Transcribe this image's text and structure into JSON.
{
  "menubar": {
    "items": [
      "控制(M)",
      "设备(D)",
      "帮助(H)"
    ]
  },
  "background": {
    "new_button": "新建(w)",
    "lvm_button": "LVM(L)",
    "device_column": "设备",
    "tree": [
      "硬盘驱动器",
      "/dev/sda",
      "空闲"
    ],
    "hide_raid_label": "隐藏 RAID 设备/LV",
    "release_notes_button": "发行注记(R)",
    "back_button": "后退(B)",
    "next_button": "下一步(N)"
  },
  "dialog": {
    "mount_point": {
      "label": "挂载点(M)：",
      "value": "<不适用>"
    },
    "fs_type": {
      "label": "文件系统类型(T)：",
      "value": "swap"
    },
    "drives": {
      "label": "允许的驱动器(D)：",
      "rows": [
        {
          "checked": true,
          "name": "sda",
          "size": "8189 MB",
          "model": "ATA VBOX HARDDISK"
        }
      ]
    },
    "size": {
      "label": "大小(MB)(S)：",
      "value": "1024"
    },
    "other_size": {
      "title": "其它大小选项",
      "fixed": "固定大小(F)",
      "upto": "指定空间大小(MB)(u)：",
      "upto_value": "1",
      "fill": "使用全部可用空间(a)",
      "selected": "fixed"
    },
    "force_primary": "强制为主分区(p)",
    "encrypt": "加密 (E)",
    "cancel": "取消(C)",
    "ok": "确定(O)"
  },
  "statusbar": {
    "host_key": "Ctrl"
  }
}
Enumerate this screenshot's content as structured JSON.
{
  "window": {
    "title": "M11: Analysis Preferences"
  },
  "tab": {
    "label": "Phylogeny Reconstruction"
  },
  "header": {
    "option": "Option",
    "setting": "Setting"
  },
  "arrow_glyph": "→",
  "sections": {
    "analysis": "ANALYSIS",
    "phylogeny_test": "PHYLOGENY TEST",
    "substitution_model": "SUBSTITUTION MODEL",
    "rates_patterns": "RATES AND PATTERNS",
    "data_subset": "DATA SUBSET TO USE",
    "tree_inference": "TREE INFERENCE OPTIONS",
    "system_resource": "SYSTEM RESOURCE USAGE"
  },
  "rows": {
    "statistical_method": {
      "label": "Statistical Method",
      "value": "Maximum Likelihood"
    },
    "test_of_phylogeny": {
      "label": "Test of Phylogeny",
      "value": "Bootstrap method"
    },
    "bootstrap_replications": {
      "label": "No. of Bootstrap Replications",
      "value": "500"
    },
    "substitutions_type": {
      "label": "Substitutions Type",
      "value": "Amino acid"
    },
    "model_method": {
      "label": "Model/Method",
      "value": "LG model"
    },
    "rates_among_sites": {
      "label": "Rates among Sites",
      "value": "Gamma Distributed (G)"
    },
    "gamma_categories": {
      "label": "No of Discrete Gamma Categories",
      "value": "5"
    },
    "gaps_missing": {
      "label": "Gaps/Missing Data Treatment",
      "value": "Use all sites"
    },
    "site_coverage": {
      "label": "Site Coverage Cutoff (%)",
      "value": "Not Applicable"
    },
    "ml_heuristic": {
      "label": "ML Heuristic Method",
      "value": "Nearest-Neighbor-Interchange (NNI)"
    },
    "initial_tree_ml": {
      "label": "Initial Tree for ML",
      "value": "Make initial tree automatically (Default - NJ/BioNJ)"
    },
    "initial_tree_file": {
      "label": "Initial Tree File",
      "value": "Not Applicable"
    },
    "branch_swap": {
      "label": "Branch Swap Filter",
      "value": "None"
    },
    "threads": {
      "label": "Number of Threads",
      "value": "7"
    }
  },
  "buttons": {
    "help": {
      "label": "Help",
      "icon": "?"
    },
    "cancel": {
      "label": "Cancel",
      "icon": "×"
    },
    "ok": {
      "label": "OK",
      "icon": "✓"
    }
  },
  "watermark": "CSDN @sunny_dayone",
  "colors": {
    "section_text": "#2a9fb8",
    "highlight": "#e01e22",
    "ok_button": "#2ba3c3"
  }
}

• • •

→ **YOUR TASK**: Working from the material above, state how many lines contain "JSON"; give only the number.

→ **EXERCISE SOLUTION**: 2